  For improving his prisons in hell.
       
              X.       
He saw a turnkey in a trice
  Unfetter a troublesome blade;
"Nimbly " quoth he, "do the fingers move
  If a man be but used to his trade."
       
              XI.       
He saw the same turnkey unfetter a man
  With but little expedition,
Which put him mind of the long debate
  On the slave-trade abolition.
       
              XII.       
He saw an old acquaintance
  As he pass'd by a Methodist meeting; - -
She holds a consecrated key,
  And the devil nods her a greeting.
       
              XIII.       
She turned up her nose, and said,
  "Avaunt! my name's Religion,"
And she looked to Mr. ____
  And leered like a love-sick pigeon.
       
              XIV.       
He saw a certain minister
  (A minister to his mind)
Go up into a certain house,
  With a majority behind.
       
              XV.       
The devil quoted Genesis,
  Like a very learned clerk,
How "Noah and his creeping things
  Went up into the ark."
       
              XVI.       
He took from the poor,
  And he gave to the rich,
And he shook hands with a Scotchman,
  For he was not afraid of the ____
     * * * * * *        
       
              XVII.       
General ___ burning face
  He saw with consternation,
And back to hell his way did he take,
For the Devil thought by a slight mistake
  It was general conflagration.
       
       
       
  [1]And all amid them stood the tree of life
High eminent, blooming ambrosial fruit
Of vegetable gold (query paper money:) and next to Life
Our Death, the tree of knowledge, grew fast by, - -
     * * * * * *        
     * * * * * *        
So clomb this first grand thief - - -
Thence up he flew, and on the tree of life
Sat like a cormorant.       PAR. LOST. IV

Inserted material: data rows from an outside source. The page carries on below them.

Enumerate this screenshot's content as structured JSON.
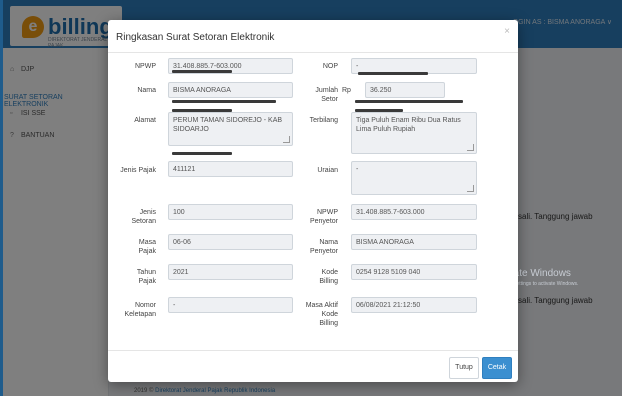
{
  "app": {
    "logo_letter": "e",
    "logo_text": "billing",
    "logo_sub": "DIREKTORAT JENDERAL PAJAK",
    "user": "OGIN AS : BISMA ANORAGA ∨",
    "sidebar": [
      "DJP",
      "SURAT SETORAN ELEKTRONIK",
      "ISI SSE",
      "BANTUAN"
    ],
    "bg_text_1": "sali. Tanggung jawab",
    "bg_text_2": "sali. Tanggung jawab",
    "footer_prefix": "2019 ©",
    "footer_link": "Direktorat Jenderal Pajak Republik Indonesia",
    "watermark_1": "Activate Windows",
    "watermark_2": "Go to PC settings to activate Windows."
  },
  "modal": {
    "title": "Ringkasan Surat Setoran Elektronik",
    "close": "×",
    "left": {
      "npwp_label": "NPWP",
      "npwp_value": "31.408.885.7-603.000",
      "nama_label": "Nama",
      "nama_value": "BISMA ANORAGA",
      "alamat_label": "Alamat",
      "alamat_value_1": "PERUM TAMAN SIDOREJO - KAB",
      "alamat_value_2": "SIDOARJO",
      "jenis_pajak_label": "Jenis Pajak",
      "jenis_pajak_value": "411121",
      "jenis_setoran_label_1": "Jenis",
      "jenis_setoran_label_2": "Setoran",
      "jenis_setoran_value": "100",
      "masa_pajak_label_1": "Masa",
      "masa_pajak_label_2": "Pajak",
      "masa_pajak_value": "06-06",
      "tahun_pajak_label_1": "Tahun",
      "tahun_pajak_label_2": "Pajak",
      "tahun_pajak_value": "2021",
      "nomor_ketetapan_label_1": "Nomor",
      "nomor_ketetapan_label_2": "Keletapan",
      "nomor_ketetapan_value": "-"
    },
    "right": {
      "nop_label": "NOP",
      "nop_value": "-",
      "jumlah_setor_label_1": "Jumlah",
      "jumlah_setor_label_2": "Setor",
      "currency": "Rp",
      "jumlah_setor_value": "36.250",
      "terbilang_label": "Terbilang",
      "terbilang_value_1": "Tiga Puluh Enam Ribu Dua Ratus",
      "terbilang_value_2": "Lima Puluh  Rupiah",
      "uraian_label": "Uraian",
      "uraian_value": "-",
      "npwp_penyetor_label_1": "NPWP",
      "npwp_penyetor_label_2": "Penyetor",
      "npwp_penyetor_value": "31.408.885.7-603.000",
      "nama_penyetor_label_1": "Nama",
      "nama_penyetor_label_2": "Penyetor",
      "nama_penyetor_value": "BISMA ANORAGA",
      "kode_billing_label_1": "Kode",
      "kode_billing_label_2": "Billing",
      "kode_billing_value": "0254 9128 5109 040",
      "masa_aktif_label_1": "Masa Aktif",
      "masa_aktif_label_2": "Kode",
      "masa_aktif_label_3": "Billing",
      "masa_aktif_value": "06/08/2021 21:12:50"
    },
    "buttons": {
      "tutup": "Tutup",
      "cetak": "Cetak"
    }
  }
}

  The allegory here is so apt, that in a catalogue of various readings obtained from collating the MSS. one might expect to find it noted, that for "life " cod. quid. habent, "trade." Though indeed the trade, i.e. the bibliopolic, so called [series of Greek letters], may be regarded as Life sensu eminentiori; a suggestion, which I owe to a young retailer in the hoisery line, who on hearing a description of the net profits, dinner parties, country houses, &c. of the trade, exclaimed, "Ay! that's what I call Life now!" This "Life, our Death," is thus happily contrasted with the fruits of authorship. - - Sic nos non mellifacmus apes.

  Of this poem, which with the Fire, Famine, and Slaughter, first appeared in the Morning Post, the 1st, 2d, 3d, 9th, and 16th stanzas were dictated by Mr. Southey. See Apologetic Preface, vol. i.

  If any one should ask who General ___ meant, the author begs leave to inform him, that he did once see a red-faced person in a dream whom by the dress he took for a General; but he might have been mistaken, and most certainly he did not hear any names mentioned. In simple verity, the author never meant any one, or indeed any thing but to put a concluding stanza to his doggerel.




1799 Version: "The Devil's Thoughts"

Published @ RC

September 1997